» **Material shown**
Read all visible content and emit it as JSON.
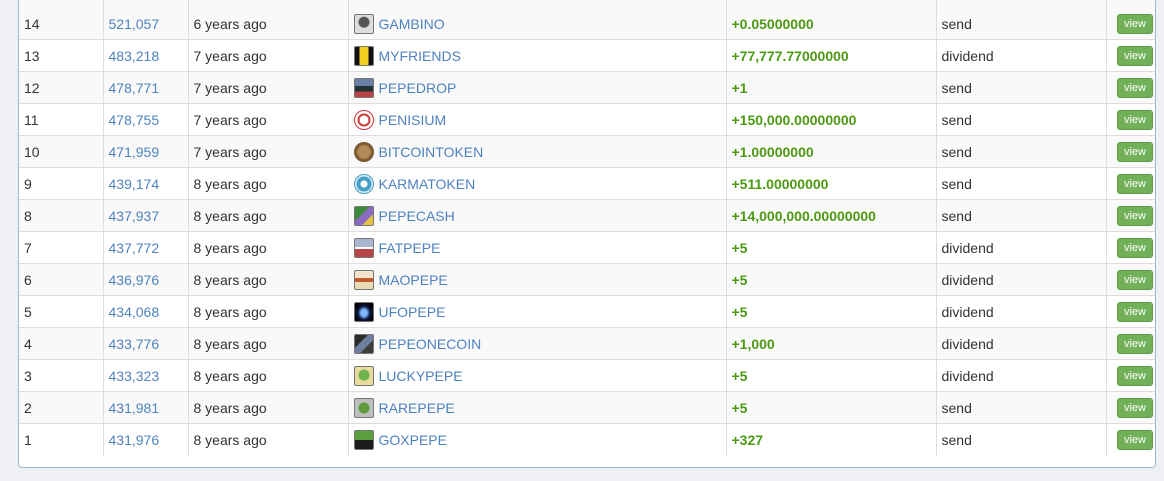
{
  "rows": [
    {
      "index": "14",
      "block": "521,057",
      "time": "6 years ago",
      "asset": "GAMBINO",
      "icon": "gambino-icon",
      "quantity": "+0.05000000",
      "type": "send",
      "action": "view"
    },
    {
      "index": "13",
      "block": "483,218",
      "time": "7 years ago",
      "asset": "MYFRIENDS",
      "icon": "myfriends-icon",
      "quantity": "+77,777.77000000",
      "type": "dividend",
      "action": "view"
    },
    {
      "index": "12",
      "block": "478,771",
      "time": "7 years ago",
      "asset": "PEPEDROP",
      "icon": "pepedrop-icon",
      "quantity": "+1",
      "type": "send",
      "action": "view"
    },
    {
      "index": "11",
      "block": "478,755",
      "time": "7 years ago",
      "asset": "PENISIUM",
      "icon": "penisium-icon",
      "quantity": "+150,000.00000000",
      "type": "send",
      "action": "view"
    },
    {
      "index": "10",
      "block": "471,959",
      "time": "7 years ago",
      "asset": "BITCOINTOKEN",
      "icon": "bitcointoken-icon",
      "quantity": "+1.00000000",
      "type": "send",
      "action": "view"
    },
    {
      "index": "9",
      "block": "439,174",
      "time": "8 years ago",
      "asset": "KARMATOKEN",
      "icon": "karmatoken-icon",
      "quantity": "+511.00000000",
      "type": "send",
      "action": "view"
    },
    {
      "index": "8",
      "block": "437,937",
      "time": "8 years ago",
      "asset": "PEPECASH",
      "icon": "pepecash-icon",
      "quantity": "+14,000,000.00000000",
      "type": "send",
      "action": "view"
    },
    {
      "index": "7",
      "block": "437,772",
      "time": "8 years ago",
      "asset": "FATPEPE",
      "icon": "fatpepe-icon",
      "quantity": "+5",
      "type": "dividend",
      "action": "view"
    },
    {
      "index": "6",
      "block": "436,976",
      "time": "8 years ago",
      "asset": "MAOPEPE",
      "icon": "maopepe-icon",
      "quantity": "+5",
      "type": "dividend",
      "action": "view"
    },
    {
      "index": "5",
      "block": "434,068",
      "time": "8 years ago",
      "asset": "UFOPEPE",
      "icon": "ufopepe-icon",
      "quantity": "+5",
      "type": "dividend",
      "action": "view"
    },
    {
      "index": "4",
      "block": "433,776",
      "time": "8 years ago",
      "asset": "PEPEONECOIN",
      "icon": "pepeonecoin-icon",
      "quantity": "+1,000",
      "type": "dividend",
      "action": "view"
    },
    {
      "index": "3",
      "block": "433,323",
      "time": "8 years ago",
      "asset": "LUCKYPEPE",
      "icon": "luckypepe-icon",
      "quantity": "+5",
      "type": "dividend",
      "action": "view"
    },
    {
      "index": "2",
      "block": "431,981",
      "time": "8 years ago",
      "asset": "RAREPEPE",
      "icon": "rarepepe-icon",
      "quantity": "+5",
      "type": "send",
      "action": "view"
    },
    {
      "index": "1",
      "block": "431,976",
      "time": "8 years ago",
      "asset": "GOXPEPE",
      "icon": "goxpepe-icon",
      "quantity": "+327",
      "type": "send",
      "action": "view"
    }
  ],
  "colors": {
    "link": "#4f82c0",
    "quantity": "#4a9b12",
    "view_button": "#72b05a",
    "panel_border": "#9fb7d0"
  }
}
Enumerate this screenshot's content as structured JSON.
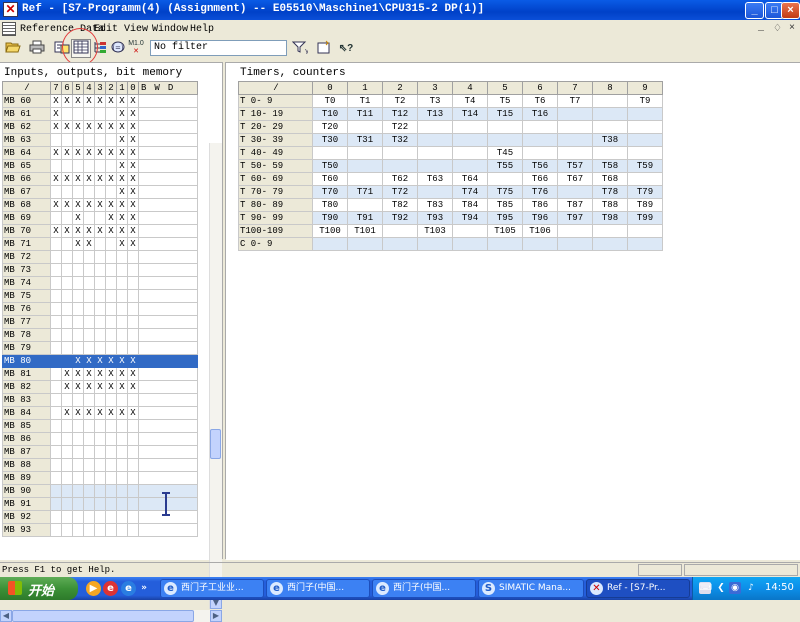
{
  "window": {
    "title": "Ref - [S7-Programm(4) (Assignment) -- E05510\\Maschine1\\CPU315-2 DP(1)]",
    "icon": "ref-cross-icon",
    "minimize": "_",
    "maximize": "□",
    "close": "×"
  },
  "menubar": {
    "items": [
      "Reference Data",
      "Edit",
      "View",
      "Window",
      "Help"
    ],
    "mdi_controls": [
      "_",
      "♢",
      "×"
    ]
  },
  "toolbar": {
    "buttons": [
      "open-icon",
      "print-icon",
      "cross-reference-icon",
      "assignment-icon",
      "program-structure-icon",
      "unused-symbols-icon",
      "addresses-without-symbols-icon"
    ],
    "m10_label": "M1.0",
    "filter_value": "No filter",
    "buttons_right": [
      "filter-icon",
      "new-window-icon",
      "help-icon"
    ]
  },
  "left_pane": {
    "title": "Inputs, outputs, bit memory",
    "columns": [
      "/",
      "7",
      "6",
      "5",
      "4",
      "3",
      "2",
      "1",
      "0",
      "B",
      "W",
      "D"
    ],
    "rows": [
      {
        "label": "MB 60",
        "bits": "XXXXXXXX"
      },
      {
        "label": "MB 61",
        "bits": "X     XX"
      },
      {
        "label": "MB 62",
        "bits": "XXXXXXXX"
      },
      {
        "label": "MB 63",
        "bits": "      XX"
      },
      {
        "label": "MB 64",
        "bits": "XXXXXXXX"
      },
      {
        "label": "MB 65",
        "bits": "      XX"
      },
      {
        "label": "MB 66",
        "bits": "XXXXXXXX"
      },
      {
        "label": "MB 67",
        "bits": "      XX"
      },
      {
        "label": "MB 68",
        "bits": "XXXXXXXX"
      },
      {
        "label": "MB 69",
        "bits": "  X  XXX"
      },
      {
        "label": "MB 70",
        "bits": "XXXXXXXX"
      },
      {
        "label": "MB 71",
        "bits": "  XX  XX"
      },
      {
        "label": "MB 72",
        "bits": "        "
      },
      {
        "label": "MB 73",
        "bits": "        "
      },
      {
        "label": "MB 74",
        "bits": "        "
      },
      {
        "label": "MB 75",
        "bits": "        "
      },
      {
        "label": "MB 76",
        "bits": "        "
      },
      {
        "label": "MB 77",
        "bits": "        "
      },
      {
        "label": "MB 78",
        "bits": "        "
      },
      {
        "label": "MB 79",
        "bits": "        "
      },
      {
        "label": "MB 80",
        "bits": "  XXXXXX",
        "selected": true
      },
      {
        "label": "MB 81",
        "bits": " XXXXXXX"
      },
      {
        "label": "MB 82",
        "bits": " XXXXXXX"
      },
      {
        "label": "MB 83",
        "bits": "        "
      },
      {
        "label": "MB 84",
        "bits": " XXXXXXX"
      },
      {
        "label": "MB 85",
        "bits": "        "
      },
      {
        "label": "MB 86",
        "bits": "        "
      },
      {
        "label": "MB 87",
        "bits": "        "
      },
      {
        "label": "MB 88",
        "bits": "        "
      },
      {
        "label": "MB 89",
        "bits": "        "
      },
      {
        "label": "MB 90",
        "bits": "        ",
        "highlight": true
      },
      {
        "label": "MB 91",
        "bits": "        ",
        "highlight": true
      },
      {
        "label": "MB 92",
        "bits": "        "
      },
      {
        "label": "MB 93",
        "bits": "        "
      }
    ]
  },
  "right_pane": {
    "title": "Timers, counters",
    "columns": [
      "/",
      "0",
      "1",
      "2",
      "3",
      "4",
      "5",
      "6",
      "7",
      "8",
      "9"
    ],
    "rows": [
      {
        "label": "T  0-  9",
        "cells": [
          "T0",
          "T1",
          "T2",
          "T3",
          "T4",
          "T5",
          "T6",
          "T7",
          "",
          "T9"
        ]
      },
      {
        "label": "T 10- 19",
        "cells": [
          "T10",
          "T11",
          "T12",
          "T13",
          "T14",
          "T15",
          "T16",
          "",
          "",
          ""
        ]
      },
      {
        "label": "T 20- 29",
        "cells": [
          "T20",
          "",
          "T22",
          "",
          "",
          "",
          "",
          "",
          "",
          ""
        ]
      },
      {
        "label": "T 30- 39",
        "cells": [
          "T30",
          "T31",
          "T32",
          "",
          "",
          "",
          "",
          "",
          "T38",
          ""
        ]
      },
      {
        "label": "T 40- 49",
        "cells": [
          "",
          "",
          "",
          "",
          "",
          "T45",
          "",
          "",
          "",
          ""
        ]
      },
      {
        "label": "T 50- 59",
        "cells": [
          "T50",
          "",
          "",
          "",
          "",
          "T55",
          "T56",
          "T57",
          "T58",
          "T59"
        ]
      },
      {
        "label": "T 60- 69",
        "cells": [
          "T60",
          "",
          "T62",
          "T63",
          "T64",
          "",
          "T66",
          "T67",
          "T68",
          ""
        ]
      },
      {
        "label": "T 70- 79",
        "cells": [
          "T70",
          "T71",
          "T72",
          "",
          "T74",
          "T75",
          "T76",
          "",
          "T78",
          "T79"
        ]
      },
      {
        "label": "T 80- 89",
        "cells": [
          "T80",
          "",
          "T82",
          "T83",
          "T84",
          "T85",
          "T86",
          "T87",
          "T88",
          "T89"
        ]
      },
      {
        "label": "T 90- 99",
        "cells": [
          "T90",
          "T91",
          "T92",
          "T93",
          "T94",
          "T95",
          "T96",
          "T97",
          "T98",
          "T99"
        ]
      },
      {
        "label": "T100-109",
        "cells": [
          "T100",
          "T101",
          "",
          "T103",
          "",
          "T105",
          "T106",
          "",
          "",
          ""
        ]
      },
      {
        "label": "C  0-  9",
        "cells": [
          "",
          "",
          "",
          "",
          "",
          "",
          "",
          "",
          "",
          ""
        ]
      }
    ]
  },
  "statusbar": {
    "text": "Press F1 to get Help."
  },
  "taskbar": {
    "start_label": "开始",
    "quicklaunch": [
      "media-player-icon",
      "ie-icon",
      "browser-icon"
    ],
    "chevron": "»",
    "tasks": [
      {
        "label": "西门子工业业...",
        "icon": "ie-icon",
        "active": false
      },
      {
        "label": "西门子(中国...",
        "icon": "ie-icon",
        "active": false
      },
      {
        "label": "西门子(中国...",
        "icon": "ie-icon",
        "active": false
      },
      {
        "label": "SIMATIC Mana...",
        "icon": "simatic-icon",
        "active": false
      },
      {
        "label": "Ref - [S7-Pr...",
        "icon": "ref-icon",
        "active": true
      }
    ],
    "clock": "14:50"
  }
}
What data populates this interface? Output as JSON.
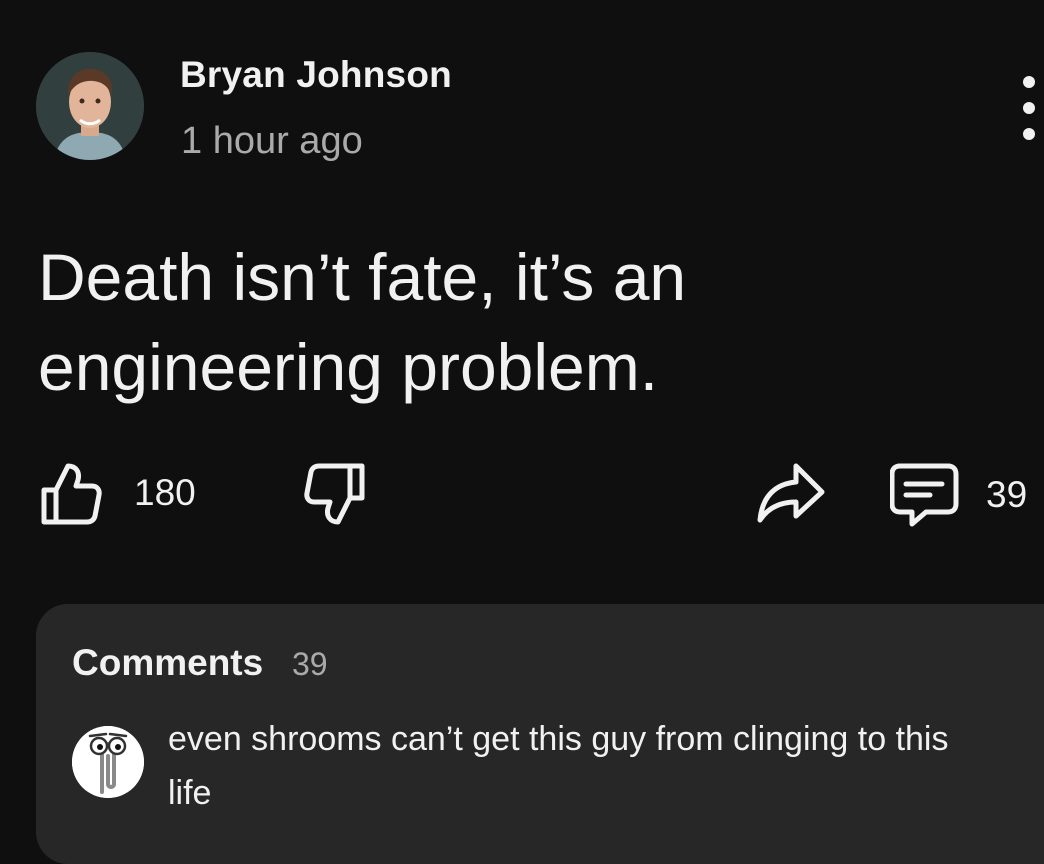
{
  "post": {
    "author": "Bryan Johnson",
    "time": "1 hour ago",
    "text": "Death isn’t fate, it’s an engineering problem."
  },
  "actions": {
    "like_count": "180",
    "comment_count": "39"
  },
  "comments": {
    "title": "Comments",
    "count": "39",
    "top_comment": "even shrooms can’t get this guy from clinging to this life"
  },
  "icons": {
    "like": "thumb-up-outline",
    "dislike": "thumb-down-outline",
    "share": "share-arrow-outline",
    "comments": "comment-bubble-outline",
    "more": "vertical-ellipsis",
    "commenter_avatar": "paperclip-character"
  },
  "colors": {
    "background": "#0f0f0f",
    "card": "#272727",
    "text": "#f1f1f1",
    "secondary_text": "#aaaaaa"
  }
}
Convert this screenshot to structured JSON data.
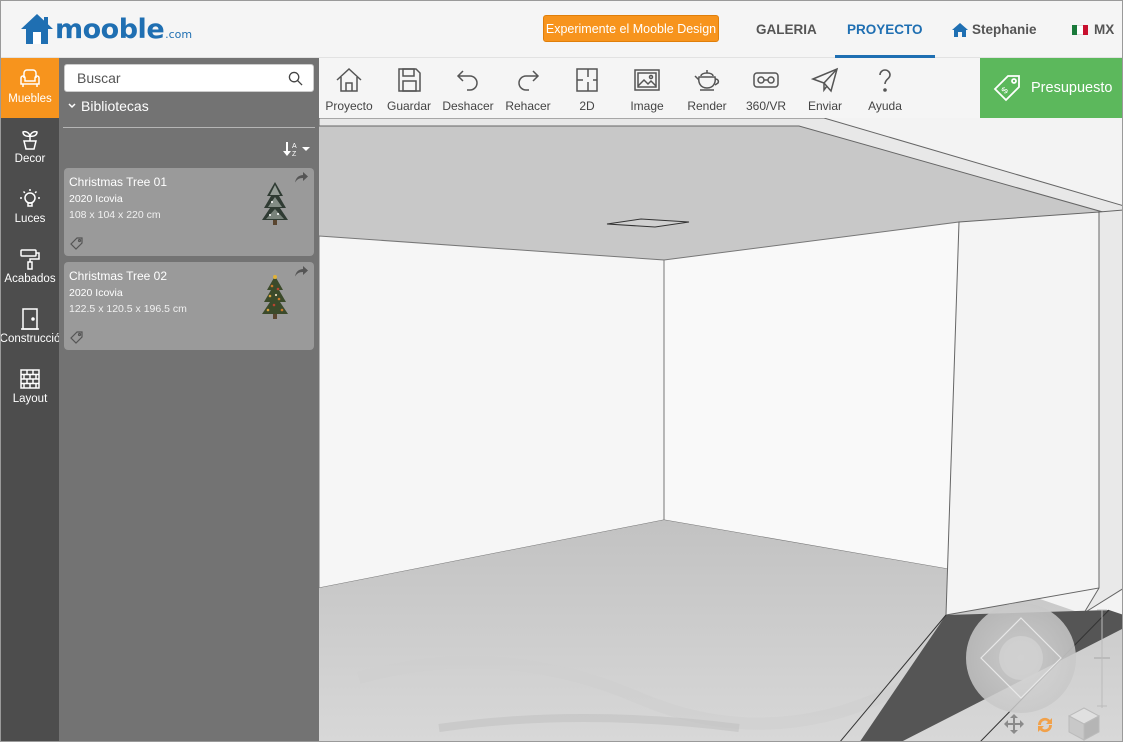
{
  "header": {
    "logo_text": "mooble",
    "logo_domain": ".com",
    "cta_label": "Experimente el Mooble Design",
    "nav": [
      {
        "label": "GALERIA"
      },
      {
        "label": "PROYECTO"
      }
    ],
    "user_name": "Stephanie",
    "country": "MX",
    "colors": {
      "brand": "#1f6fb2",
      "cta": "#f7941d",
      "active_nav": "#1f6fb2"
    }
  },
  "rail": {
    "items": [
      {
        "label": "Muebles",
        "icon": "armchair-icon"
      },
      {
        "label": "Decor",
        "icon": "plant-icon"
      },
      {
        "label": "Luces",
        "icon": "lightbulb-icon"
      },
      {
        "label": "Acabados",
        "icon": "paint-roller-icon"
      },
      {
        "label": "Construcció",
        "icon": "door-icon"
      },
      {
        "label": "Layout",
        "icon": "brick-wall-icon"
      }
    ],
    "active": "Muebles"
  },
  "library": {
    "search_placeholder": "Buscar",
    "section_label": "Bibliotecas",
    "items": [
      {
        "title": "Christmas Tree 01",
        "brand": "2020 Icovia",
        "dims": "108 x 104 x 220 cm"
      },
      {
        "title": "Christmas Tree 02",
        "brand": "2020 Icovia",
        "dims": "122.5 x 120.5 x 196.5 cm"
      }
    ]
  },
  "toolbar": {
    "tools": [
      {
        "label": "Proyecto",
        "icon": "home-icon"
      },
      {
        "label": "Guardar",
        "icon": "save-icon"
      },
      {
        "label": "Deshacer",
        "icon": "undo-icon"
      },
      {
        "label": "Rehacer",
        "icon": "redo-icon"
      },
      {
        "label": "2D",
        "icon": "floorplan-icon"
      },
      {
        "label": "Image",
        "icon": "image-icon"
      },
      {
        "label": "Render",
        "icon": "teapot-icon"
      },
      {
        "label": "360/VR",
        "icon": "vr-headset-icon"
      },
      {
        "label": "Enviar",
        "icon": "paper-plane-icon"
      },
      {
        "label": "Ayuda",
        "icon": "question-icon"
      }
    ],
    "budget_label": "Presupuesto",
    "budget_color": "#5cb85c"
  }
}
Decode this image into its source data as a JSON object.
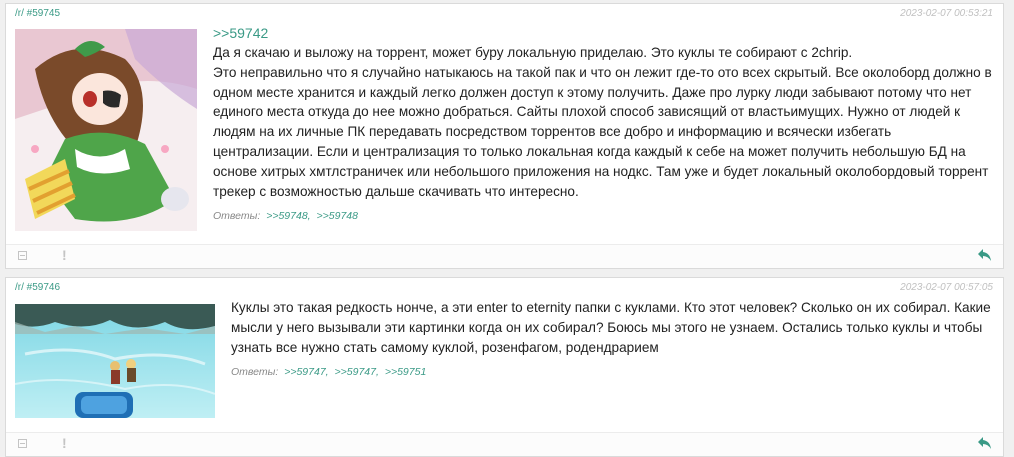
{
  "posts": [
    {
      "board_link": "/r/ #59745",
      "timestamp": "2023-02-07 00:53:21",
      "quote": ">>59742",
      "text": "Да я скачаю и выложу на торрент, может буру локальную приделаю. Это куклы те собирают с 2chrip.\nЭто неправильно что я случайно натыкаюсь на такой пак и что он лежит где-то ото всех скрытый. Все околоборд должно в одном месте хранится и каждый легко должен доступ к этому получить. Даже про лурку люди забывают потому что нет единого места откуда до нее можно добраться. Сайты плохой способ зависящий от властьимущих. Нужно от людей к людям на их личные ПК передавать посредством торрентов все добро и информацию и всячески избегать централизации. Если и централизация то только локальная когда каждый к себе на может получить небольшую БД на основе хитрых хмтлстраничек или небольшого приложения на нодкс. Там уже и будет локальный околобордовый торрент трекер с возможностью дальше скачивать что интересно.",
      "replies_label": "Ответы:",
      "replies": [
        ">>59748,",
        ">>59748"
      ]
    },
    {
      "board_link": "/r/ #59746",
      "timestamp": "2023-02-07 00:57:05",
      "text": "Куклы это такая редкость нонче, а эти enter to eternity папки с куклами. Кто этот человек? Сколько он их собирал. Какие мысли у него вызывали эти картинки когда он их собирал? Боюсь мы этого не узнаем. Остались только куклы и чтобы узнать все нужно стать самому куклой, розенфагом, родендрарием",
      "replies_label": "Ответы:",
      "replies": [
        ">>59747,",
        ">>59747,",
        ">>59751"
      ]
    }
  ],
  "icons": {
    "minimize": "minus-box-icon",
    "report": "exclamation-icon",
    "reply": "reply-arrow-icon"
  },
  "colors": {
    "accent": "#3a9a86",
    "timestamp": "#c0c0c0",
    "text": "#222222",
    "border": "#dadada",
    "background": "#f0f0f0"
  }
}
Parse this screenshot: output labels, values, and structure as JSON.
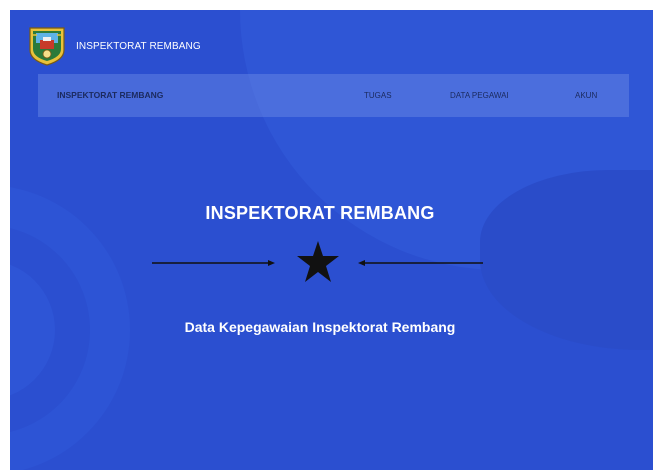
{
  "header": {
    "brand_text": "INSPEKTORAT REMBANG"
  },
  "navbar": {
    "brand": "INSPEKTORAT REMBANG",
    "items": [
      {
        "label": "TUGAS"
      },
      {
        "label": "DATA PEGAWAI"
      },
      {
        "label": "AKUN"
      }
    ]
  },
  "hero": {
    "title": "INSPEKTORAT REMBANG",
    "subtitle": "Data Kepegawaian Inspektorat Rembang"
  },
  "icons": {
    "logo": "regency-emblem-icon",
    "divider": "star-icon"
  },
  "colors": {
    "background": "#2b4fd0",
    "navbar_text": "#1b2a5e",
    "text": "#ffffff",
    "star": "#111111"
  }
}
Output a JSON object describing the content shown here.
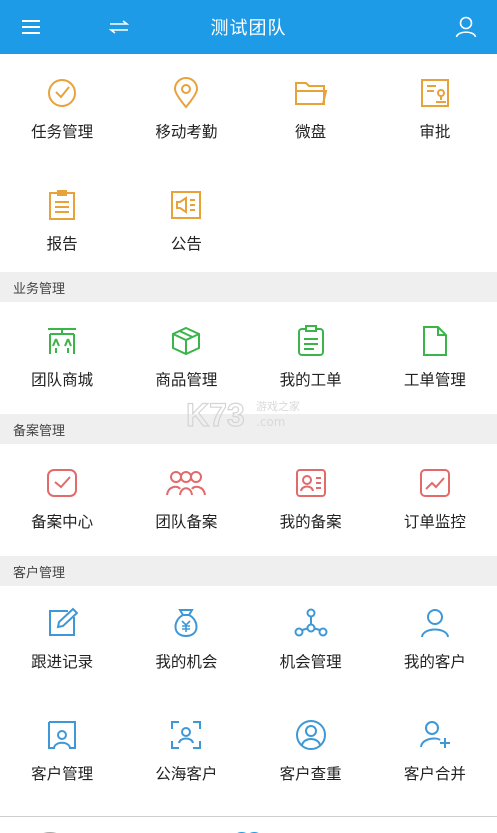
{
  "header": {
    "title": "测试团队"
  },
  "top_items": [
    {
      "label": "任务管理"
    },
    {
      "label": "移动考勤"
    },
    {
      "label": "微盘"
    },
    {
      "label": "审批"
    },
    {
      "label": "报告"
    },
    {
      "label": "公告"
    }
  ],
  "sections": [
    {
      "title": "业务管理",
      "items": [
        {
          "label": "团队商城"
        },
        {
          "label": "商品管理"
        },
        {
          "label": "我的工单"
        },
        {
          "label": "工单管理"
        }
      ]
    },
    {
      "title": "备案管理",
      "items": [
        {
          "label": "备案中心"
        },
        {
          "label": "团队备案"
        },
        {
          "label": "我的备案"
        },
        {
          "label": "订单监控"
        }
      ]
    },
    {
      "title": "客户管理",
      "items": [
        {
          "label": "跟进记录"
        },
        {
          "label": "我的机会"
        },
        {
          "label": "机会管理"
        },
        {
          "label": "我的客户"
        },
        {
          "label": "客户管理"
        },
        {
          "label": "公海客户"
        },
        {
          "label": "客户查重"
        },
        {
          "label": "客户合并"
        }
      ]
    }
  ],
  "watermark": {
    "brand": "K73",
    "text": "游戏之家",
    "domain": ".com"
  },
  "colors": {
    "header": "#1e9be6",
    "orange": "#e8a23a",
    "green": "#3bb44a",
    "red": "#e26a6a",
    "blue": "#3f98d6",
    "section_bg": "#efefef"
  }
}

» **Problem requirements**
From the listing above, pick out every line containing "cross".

» **Solution to this exercise**
    "icon": "ref-cross-icon",
      "cross-reference-icon",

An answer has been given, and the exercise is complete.